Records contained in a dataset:
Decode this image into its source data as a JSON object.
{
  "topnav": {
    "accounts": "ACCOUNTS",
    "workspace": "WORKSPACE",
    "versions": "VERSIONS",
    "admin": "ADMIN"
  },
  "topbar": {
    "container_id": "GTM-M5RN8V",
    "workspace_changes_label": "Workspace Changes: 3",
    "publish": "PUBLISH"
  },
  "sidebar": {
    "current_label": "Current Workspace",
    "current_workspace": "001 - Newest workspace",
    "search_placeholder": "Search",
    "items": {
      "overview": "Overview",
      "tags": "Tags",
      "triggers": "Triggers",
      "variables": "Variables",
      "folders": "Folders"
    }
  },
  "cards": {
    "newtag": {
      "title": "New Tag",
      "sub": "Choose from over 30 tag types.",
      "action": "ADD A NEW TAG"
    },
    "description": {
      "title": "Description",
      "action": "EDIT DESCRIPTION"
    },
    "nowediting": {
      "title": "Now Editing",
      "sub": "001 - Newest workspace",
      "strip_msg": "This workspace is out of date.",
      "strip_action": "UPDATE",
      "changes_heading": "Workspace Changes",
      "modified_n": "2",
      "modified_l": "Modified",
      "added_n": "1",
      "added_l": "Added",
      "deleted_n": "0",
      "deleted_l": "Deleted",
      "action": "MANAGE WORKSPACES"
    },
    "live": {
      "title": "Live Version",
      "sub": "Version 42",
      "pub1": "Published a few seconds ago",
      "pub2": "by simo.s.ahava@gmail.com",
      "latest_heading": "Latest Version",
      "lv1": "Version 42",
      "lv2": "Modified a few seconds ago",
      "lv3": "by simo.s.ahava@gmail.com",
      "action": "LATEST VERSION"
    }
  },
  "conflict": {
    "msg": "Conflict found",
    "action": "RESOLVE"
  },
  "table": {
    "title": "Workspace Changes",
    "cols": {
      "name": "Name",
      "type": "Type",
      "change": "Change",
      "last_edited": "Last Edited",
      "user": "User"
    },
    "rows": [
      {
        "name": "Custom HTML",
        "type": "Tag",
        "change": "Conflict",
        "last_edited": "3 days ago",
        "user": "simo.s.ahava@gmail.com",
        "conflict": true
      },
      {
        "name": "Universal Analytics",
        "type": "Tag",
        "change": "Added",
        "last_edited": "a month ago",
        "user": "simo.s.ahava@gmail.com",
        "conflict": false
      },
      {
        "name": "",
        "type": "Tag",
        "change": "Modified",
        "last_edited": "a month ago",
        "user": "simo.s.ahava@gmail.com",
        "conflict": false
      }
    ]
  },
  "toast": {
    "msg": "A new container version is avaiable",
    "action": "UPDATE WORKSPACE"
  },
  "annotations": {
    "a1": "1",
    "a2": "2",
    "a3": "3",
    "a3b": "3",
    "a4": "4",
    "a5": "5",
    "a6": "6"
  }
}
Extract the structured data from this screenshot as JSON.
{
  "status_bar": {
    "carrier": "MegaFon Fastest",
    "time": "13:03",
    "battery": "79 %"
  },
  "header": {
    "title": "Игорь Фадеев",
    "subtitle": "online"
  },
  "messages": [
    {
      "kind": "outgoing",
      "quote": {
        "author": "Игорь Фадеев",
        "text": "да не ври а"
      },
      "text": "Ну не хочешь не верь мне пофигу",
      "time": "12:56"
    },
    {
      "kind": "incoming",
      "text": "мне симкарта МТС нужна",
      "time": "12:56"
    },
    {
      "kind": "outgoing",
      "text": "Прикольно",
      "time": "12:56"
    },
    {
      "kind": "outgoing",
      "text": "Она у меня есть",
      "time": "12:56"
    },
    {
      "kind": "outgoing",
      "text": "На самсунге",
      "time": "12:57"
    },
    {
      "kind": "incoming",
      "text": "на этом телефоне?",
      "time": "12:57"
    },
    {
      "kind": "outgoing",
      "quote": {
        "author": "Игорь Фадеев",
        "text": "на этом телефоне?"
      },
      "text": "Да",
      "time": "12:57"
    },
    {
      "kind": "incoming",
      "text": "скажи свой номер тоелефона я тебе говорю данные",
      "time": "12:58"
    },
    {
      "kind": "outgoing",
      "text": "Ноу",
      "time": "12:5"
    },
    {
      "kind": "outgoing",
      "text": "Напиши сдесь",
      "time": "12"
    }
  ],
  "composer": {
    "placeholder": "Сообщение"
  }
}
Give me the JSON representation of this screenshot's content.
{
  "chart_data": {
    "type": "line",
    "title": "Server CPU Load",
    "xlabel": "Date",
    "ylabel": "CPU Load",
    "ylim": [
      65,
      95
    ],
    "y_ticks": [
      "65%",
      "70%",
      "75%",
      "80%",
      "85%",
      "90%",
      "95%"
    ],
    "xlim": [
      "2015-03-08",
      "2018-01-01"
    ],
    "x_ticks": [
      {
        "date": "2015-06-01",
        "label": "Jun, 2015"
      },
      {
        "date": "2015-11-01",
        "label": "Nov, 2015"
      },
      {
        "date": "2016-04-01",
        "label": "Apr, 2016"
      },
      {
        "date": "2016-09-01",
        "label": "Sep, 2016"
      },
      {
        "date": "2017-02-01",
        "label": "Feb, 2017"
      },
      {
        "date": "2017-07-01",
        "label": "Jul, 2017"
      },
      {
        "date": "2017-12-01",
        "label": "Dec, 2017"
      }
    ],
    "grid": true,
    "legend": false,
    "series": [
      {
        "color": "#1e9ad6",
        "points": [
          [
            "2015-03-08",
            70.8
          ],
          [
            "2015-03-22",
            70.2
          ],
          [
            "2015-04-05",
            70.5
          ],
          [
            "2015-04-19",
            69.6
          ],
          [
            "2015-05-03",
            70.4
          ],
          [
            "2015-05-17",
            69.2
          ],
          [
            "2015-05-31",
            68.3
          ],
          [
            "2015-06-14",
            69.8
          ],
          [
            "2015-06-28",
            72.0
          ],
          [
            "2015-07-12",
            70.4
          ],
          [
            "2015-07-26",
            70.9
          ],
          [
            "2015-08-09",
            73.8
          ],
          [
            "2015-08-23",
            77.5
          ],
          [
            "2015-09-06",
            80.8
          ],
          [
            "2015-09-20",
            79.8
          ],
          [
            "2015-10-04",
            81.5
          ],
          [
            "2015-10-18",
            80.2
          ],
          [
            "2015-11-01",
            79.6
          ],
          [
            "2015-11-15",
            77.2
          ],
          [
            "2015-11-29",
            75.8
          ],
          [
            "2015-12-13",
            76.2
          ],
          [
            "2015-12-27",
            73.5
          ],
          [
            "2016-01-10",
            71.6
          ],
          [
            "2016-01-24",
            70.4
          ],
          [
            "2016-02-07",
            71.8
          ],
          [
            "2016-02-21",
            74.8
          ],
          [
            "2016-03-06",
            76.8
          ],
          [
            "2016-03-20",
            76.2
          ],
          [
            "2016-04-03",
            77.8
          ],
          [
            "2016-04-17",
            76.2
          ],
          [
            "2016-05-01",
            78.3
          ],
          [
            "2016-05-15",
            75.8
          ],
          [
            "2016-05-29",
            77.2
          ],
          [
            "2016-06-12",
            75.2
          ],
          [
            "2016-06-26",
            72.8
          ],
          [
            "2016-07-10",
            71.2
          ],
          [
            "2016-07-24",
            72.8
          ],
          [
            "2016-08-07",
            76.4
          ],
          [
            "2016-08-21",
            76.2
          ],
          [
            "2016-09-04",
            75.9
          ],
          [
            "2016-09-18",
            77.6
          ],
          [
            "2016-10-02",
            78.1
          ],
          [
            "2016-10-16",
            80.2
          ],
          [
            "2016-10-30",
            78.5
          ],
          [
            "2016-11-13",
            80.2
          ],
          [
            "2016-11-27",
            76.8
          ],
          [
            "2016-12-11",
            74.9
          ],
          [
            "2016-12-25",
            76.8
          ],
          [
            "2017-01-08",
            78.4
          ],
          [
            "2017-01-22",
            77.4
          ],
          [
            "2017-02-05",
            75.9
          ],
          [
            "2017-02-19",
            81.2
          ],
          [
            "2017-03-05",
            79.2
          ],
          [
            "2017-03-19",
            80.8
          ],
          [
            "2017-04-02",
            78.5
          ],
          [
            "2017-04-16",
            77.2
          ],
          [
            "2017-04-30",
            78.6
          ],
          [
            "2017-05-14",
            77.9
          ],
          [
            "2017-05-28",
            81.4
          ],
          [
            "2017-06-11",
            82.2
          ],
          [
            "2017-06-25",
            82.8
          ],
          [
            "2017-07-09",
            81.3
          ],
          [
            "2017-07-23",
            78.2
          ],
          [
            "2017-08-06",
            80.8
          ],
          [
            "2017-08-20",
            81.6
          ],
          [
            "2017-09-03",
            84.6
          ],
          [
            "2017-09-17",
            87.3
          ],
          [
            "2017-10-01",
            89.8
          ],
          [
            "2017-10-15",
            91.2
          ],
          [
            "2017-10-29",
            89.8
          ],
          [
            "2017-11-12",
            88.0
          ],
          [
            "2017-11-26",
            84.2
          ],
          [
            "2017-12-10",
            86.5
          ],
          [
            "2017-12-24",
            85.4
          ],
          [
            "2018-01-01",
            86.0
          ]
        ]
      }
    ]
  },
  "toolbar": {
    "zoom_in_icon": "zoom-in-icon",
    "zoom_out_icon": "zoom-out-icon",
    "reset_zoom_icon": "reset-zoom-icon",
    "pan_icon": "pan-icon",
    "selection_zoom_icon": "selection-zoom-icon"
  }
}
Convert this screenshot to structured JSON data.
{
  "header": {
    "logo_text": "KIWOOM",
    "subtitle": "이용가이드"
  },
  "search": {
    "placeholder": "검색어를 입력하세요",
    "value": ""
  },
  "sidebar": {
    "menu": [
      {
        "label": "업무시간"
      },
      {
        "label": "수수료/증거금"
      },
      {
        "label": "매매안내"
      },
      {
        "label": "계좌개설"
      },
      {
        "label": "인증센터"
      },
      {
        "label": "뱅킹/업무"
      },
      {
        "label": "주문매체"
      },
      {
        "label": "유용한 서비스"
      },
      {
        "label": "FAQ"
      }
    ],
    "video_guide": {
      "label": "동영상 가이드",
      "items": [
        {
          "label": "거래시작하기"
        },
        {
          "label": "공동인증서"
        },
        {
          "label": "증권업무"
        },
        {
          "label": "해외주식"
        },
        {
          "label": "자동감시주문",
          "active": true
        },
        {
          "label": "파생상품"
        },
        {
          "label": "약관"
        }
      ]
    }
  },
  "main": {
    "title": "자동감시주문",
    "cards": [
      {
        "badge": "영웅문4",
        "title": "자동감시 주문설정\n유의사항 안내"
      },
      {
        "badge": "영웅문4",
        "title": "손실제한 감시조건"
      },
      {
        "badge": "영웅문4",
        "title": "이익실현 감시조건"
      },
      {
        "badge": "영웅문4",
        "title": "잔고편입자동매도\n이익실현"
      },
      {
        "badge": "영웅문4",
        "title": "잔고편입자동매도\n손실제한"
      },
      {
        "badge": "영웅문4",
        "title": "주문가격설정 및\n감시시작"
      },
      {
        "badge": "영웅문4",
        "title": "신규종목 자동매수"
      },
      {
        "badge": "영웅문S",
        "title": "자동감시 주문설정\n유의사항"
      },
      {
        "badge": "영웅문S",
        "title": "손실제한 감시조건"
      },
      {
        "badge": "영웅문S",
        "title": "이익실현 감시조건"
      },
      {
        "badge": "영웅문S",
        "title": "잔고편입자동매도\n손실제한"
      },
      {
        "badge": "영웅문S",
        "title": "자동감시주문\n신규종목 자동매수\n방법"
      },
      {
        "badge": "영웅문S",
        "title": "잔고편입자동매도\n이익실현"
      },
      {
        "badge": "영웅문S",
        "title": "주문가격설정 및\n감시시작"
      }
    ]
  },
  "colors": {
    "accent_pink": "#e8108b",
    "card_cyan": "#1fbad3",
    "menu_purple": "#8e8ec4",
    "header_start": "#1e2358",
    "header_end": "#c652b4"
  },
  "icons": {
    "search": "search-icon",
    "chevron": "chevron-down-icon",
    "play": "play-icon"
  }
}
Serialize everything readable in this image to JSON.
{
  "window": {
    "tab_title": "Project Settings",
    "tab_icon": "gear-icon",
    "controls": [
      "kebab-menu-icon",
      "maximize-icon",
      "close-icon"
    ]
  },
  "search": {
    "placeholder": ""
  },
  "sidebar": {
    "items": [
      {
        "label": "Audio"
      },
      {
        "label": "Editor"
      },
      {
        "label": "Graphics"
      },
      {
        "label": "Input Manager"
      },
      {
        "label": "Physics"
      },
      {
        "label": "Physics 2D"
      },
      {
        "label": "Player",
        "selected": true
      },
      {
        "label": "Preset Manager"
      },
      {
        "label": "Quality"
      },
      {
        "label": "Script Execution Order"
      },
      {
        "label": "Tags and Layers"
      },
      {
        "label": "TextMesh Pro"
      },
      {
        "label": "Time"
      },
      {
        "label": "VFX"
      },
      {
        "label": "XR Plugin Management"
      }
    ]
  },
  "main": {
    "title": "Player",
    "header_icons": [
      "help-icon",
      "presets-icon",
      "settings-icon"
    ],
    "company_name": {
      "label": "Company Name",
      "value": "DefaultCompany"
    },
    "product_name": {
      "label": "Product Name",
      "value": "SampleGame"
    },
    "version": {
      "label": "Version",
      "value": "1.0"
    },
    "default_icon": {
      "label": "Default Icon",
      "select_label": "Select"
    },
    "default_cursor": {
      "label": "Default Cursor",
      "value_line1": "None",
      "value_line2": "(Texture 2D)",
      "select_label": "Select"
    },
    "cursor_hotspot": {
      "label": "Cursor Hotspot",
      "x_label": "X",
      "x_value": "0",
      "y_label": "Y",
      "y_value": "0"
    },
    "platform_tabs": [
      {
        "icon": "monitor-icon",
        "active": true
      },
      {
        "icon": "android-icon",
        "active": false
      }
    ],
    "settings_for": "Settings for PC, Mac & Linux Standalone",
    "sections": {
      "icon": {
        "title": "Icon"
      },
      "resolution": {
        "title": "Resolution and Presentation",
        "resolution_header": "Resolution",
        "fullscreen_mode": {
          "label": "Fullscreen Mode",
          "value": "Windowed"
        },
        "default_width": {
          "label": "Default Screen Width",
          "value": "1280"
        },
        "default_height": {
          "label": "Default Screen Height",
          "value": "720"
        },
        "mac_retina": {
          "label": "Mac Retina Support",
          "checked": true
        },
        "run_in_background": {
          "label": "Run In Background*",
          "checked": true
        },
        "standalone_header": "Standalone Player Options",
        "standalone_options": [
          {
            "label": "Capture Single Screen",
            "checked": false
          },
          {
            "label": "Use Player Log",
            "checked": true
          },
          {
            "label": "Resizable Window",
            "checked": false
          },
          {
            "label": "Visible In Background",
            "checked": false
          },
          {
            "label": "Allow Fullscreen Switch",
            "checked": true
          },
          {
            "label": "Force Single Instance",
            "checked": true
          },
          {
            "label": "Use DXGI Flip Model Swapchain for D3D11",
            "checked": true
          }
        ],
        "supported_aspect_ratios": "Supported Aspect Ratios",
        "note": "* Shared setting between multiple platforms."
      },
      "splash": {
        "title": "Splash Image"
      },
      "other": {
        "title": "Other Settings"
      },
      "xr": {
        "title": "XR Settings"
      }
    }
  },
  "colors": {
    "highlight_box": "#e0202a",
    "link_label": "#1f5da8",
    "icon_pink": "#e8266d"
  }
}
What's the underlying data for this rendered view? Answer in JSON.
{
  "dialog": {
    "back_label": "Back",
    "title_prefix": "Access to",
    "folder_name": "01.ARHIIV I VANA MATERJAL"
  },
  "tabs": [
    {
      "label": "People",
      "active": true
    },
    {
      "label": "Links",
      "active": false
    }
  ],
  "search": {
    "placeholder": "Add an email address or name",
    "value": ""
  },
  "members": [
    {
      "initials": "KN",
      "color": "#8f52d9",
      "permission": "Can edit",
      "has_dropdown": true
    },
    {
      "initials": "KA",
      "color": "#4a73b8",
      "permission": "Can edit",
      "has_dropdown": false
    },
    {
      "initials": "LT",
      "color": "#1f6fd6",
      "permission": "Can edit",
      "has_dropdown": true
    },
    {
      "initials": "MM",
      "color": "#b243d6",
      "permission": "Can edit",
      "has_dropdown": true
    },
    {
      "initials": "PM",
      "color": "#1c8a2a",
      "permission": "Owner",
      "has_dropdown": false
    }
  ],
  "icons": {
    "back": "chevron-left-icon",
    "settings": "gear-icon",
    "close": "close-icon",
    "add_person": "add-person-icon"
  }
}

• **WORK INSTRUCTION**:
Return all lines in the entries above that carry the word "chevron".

• **RESPONSE BELOW**:
    "chevron": "chevron-down-icon",
    "back": "chevron-left-icon",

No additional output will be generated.